Initial Syllable

Some articles on initial syllable, syllable, initial syllables:

Finnish Language - Morphophonology
... It is meaning-distinguishing in the initial syllable, and suffixes follow so, if the listener hears in any part of the word, they can derive for the initial syllable ... the final vowel becomes the back vowel 'a' (rather than the front vowel 'ä') because the initial syllable contains the back vowels 'uo' ...
French Phonology - Stress - Emphatic Stress
... In French, this stress falls on the first consonant-initial syllable of the word in question ... a vowel, emphatic stress falls either on the first non-initial syllable that begins with a consonant, or on the initial syllable with the insertion of a glottal stop or a liaison ... It's terrible.' Emphatic stress on second syllable of épouvantable) C'est épouvantable (initial syllable with liaison consonant ) C'est épouvantable (initial syllable with glottal stop ...
Languages With Vowel Harmony - Uralic Languages - Finnish
... From vowel harmony it follows that the initial syllable of each single (non-compound) word controls the frontness or backness of the entire word ... In the initial syllable a back vowel causes all non-initial syllables to be realized with back (or neutral) vowels, e.g ... pos+ahta+(t)a → posahtaa a front vowel causes all non-initial syllables to be realized with front (or neutral) vowels, e.g ...

Famous quotes containing the words syllable and/or initial:

    Seyton. The Queen, my lord, is dead.
    Macbeth. She should have died hereafter;
    There would have been a time for such a word.—
    Tomorrow, and tomorrow, and tomorrow,
    Creeps in this petty pace from day to day,
    To the last syllable of recorded time;
    And all our yesterdays have lighted fools
    The way to dusty death.
    William Shakespeare (1564–1616)

    Capital is a result of labor, and is used by labor to assist it in further production.

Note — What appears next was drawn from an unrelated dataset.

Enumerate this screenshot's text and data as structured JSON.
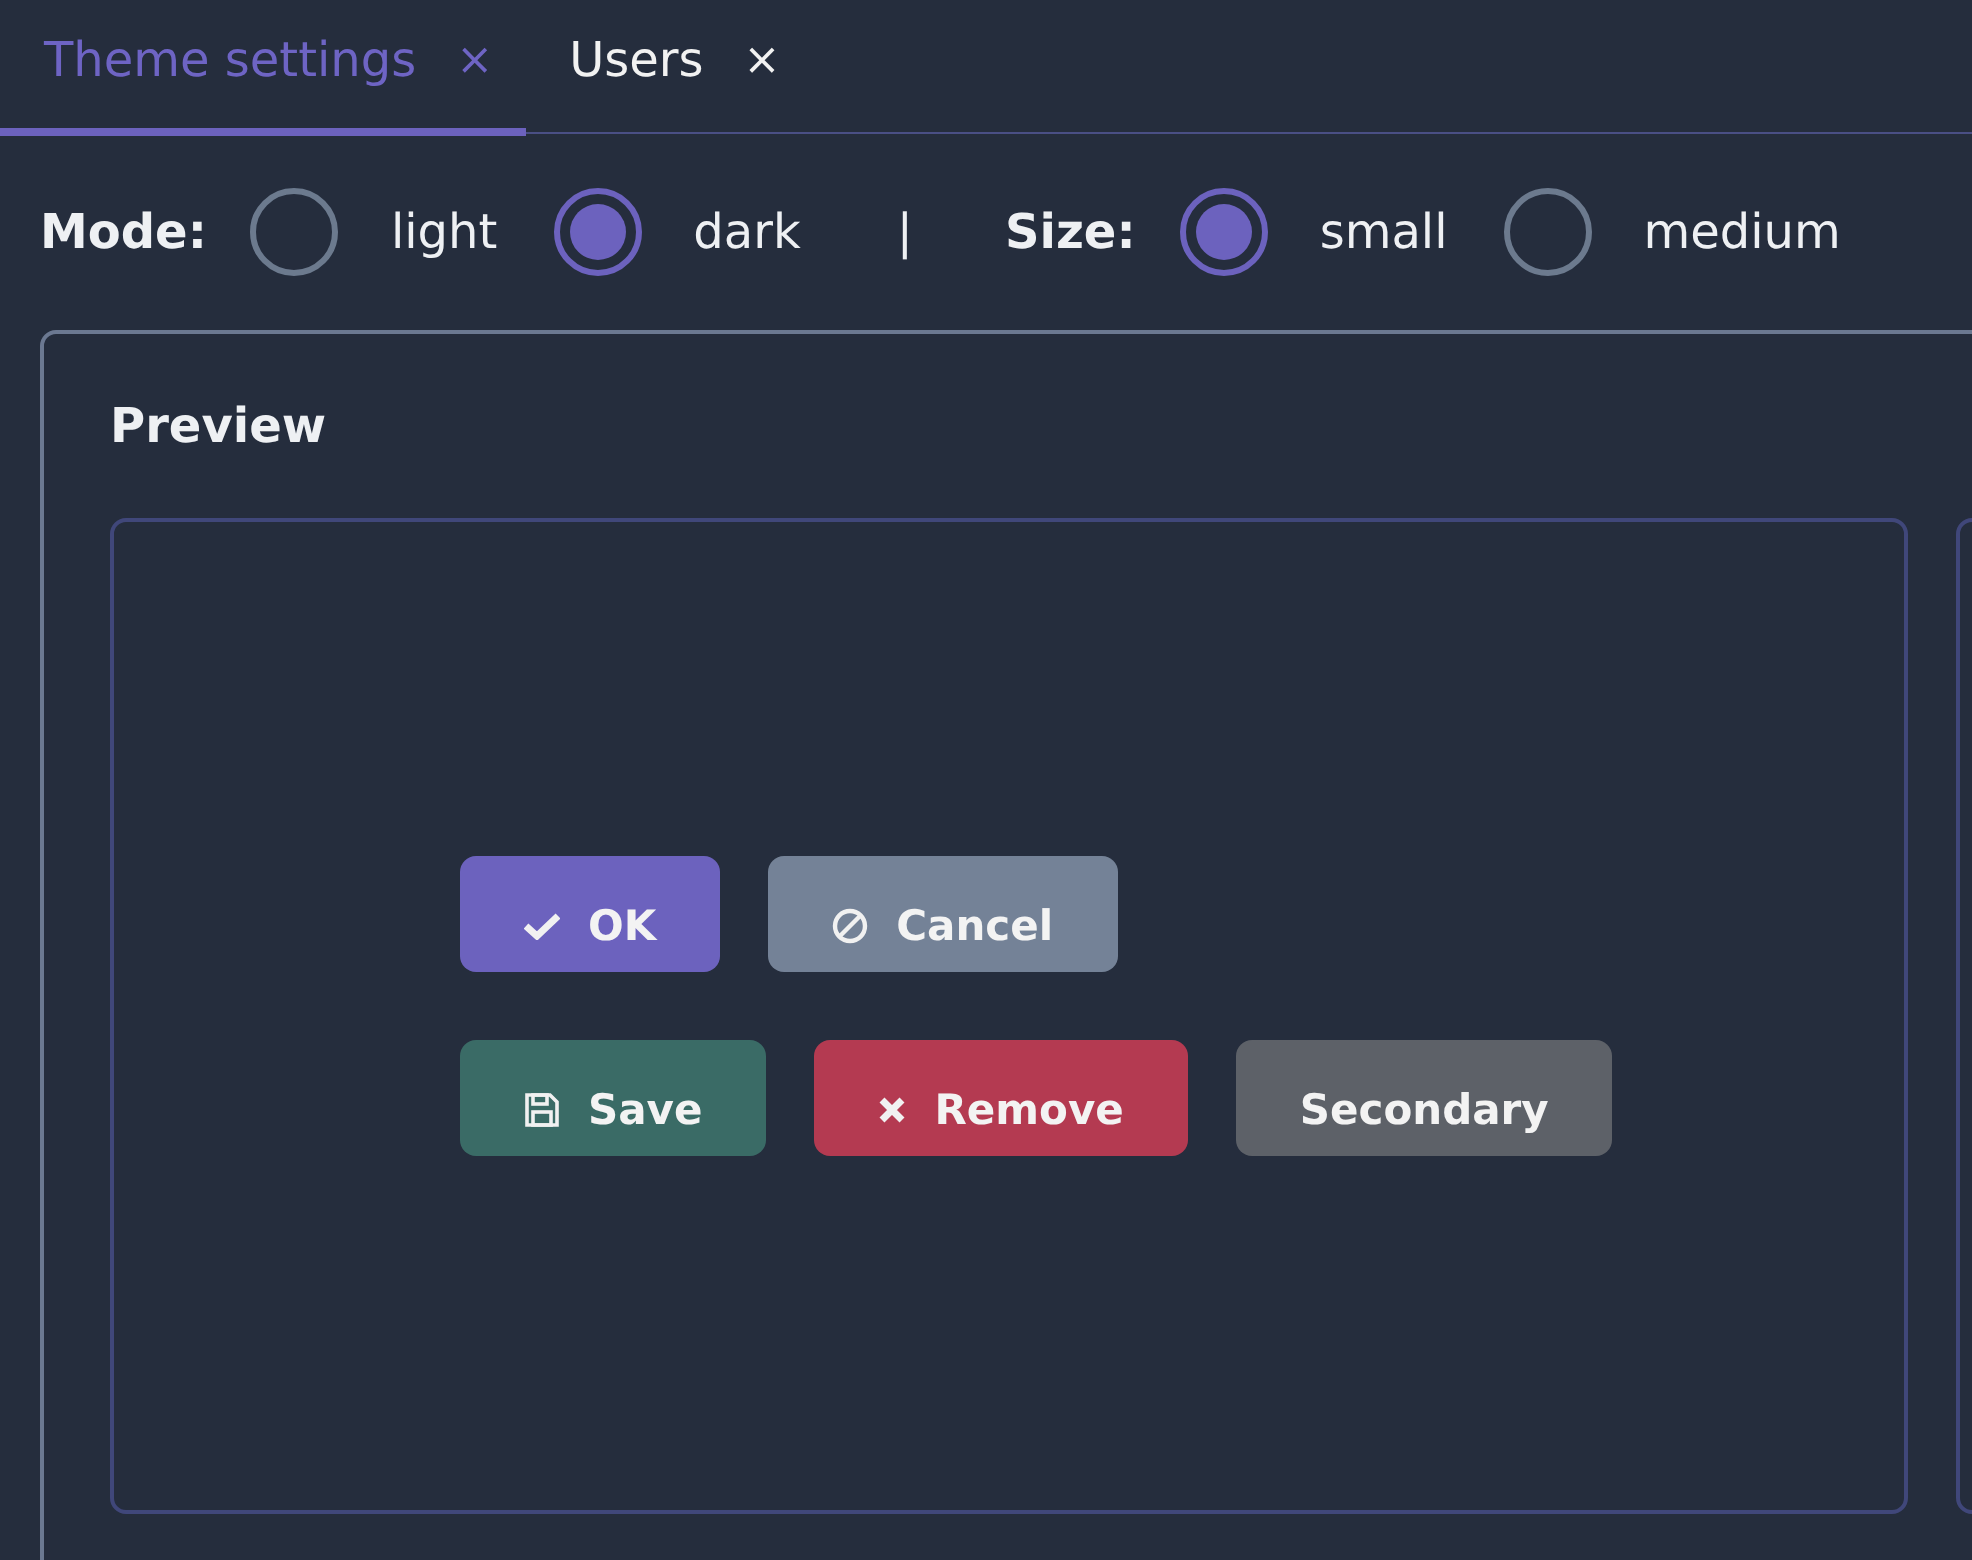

Labor is the active and initial force, and labor is therefore the employer of capital.
    Henry George (1839–1897)